The staff at the new IR suite includes Keller; Dr. Sridha (Jake) Naidu and Dr. Jaime Sheperd, both interventional radiologists; and Heather Boyko, nurse practitioner. Keller will provide backup support.
Diagnostic radiology uses radiation or other sophisticated imaging technologies to evaluate patients, Keller explained in basic terms. In the 1970s, however, doctors realized they could do more than just take x-rays and have been using interventional radiology for about 35 years, he continued.
"We've been trying to develop a true IR service for a long time and we now have two radiologists who can take turns being on call," Keller said. "We have vigorously renewed our long-term commitment to interventional radiology by recruiting two radiologists and we've refurbished our imaging suite, so now patients can have (procedures) done here instead of having to leave town."
Interventional radiology involves the image-guided placement of catheters (long, narrow, flexible tubes) that are threaded through arteries or veins in all parts of the body for the purpose of diagnosing and treating health conditions internally at their source. The health problems that can be studied and addressed with IR techniques involve nearly every organ system. Interventional radiology offers treatments for varicose veins, stent placement, biopsies, cancer treatments, dialysis maintenance, drainage procedures, various kinds of injections, and thrombolytic therapy where a clot-dissolving medication is infused into a blood clot. Some interventional radiology procedures have become the standard of care for various conditions. Liver cancer, for example, is frequently treated using interventional radiology technology in the form of chemoembolization or radioembolization.

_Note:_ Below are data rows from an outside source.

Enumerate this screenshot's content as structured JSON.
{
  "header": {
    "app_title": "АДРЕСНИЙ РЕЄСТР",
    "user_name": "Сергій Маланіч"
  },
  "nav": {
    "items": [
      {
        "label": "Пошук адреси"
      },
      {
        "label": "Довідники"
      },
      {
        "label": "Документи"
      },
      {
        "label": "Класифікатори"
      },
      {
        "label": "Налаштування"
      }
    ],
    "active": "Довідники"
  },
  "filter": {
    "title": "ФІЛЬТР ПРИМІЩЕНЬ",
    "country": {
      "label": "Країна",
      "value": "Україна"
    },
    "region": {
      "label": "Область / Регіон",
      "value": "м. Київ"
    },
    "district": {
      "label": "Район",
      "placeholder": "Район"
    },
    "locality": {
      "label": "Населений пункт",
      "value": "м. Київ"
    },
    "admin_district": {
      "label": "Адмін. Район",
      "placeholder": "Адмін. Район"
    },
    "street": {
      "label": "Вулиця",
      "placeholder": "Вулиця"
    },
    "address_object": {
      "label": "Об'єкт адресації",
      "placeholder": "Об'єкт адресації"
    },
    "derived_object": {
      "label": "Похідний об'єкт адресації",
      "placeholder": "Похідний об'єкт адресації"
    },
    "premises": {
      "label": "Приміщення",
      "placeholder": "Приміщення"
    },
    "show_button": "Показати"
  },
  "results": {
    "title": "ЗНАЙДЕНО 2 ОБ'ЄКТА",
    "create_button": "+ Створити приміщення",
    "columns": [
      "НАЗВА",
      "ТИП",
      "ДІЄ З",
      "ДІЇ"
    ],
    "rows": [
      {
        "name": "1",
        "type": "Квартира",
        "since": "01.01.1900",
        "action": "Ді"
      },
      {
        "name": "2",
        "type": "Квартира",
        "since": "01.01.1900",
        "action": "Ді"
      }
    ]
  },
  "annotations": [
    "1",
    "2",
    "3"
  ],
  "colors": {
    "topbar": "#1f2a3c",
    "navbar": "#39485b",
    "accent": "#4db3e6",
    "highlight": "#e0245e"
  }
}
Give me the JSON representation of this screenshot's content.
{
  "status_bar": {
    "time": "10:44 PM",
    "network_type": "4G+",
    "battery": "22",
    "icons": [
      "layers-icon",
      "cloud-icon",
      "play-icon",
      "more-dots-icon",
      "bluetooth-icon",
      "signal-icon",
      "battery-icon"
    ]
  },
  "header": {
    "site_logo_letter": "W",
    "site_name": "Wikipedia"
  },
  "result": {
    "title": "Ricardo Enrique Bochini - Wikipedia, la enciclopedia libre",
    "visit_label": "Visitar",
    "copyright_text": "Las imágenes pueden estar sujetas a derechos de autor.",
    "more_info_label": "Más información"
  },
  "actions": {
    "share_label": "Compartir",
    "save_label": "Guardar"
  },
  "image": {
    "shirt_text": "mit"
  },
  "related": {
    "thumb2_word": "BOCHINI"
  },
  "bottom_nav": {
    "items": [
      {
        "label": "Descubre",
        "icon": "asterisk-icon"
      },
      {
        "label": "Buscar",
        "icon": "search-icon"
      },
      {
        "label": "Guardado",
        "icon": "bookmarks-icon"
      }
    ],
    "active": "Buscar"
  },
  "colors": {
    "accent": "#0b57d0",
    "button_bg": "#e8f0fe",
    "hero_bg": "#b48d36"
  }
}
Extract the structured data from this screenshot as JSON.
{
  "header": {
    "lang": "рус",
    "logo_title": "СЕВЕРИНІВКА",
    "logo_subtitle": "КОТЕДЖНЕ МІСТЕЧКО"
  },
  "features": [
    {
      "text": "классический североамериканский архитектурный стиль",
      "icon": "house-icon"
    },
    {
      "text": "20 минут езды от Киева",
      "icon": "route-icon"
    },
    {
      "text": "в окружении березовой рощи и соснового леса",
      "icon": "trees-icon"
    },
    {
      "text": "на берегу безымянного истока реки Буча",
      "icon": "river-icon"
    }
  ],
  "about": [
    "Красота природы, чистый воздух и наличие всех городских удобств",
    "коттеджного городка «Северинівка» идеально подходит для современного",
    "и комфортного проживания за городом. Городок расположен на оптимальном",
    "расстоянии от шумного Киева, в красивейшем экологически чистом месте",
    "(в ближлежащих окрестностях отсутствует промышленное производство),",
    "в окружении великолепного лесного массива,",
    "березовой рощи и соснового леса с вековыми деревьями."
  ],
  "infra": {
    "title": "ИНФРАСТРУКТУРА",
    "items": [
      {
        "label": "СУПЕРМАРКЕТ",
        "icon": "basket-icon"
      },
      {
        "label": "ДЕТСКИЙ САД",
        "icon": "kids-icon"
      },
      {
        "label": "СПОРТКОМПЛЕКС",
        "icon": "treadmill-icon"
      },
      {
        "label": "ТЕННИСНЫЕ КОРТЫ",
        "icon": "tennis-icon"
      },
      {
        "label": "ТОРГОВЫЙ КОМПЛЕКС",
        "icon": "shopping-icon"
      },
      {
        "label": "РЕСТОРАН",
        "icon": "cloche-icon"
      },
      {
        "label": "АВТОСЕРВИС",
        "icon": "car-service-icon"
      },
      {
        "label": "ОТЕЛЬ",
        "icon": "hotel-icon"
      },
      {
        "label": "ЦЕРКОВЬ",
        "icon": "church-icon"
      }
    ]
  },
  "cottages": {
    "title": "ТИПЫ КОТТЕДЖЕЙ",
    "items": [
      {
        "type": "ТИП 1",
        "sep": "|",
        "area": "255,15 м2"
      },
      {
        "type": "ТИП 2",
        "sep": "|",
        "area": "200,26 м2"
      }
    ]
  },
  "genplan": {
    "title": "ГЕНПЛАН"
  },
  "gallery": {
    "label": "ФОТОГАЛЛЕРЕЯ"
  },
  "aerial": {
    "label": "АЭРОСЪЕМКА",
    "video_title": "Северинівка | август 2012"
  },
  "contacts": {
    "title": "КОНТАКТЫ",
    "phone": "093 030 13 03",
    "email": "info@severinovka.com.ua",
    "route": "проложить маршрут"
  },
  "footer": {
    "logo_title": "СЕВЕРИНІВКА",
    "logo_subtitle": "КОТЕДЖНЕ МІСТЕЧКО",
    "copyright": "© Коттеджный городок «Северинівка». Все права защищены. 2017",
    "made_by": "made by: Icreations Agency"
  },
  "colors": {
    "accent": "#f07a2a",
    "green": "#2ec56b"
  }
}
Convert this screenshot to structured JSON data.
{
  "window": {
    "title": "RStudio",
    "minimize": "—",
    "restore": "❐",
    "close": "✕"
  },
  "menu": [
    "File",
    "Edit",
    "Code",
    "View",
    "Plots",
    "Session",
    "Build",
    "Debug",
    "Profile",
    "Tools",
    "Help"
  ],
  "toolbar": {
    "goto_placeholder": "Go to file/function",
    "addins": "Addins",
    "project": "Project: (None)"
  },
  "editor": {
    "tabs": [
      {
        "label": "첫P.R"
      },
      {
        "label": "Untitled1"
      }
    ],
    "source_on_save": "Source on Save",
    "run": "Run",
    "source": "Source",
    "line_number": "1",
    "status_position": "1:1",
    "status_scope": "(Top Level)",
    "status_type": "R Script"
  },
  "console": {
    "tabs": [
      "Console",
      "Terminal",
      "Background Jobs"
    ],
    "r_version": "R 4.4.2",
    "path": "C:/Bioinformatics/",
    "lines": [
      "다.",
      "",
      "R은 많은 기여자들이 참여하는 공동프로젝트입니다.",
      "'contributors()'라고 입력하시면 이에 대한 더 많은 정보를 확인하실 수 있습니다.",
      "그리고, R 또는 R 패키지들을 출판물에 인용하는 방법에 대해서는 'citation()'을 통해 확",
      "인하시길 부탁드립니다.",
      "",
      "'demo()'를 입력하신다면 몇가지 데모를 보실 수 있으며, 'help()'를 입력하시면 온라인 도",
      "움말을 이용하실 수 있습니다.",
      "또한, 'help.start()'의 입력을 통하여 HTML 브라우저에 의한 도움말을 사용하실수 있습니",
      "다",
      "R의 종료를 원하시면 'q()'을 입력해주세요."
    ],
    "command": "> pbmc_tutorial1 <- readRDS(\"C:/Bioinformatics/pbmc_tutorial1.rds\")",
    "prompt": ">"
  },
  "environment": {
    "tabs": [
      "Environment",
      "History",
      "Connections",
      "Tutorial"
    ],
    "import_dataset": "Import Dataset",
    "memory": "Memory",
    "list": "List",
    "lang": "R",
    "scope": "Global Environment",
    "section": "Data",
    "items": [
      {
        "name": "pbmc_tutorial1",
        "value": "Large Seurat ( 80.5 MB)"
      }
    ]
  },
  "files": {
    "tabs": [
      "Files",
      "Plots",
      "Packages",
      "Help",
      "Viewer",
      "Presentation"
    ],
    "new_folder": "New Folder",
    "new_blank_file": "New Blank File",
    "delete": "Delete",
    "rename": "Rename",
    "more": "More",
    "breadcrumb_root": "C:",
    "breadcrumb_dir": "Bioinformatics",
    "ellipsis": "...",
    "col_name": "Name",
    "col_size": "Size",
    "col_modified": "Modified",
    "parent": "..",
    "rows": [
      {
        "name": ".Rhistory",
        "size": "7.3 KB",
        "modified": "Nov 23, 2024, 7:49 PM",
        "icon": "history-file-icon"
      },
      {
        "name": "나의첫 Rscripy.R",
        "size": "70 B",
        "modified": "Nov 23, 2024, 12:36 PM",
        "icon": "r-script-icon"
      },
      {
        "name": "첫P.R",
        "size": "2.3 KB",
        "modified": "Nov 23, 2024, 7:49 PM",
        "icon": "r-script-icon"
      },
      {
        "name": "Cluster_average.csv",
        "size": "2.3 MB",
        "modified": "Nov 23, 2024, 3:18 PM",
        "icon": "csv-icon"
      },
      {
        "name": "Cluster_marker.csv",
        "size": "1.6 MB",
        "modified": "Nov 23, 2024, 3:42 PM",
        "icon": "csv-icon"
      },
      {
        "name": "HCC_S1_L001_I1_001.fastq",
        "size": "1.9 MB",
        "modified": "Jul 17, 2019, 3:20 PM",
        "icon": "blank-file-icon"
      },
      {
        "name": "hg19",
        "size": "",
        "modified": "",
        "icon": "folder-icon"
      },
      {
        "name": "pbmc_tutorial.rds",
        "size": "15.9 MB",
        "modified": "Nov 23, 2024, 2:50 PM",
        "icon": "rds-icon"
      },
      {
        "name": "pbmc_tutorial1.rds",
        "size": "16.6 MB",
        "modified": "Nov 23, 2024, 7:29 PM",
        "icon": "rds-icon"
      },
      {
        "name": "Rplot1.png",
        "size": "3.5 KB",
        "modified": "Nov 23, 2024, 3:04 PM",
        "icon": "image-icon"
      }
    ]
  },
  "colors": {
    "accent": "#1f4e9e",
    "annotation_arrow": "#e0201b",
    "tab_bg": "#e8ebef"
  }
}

"Until the emergence of interventional radiology techniques with high resolution imaging, we were not able to see blood vessels and other small structures as well as we would have liked. Once you can see the details, you can see what needs to be done," Keller explained.
Interventional radiology isn't exactly surgery and there's usually no need to stay in the hospital, according to Keller. "We prefer to do the procedure in the morning so the patient can go home in the afternoon or evening," he explained. "We give (the patient) a little sedative to help them relax. We're putting something in the body, not taking out a tumor."
"The increasing volume of patients and the need for more doctors have served as catalysts for the changes in radiology and advanced imaging services at Trinity Health," Keller said. When you have an increase in patients, then you will have to provide more services, he added. The decision was a made a year and a half ago to renew the commitment to interventional radiology that would allow patients to stay in town to have procedures done, Keller explained. "We put it together aggressively and now it has come to fruition."
"The hospital is being challenged like it has never been challenged before," Keller said. "It's important that we have the tools, techniques and personnel to take care of our patients right here in Minot."
Trinity Health has already started using the interventional radiology techniques and patients have been very satisfied with the changes. Patients like having the option of staying in town to have the procedures done as an out-patient, Keller said. Plus, there aren't incisions or stitches used because the techniques are minimally invasive and patients don't need to be put to sleep, he added.
"Patients like how convenient this is. It's great to have this technology for our patients who have needed these kinds of procedures, and we've seen patients needing to have the procedure done," Keller said. "It's exciting to see this come to shape."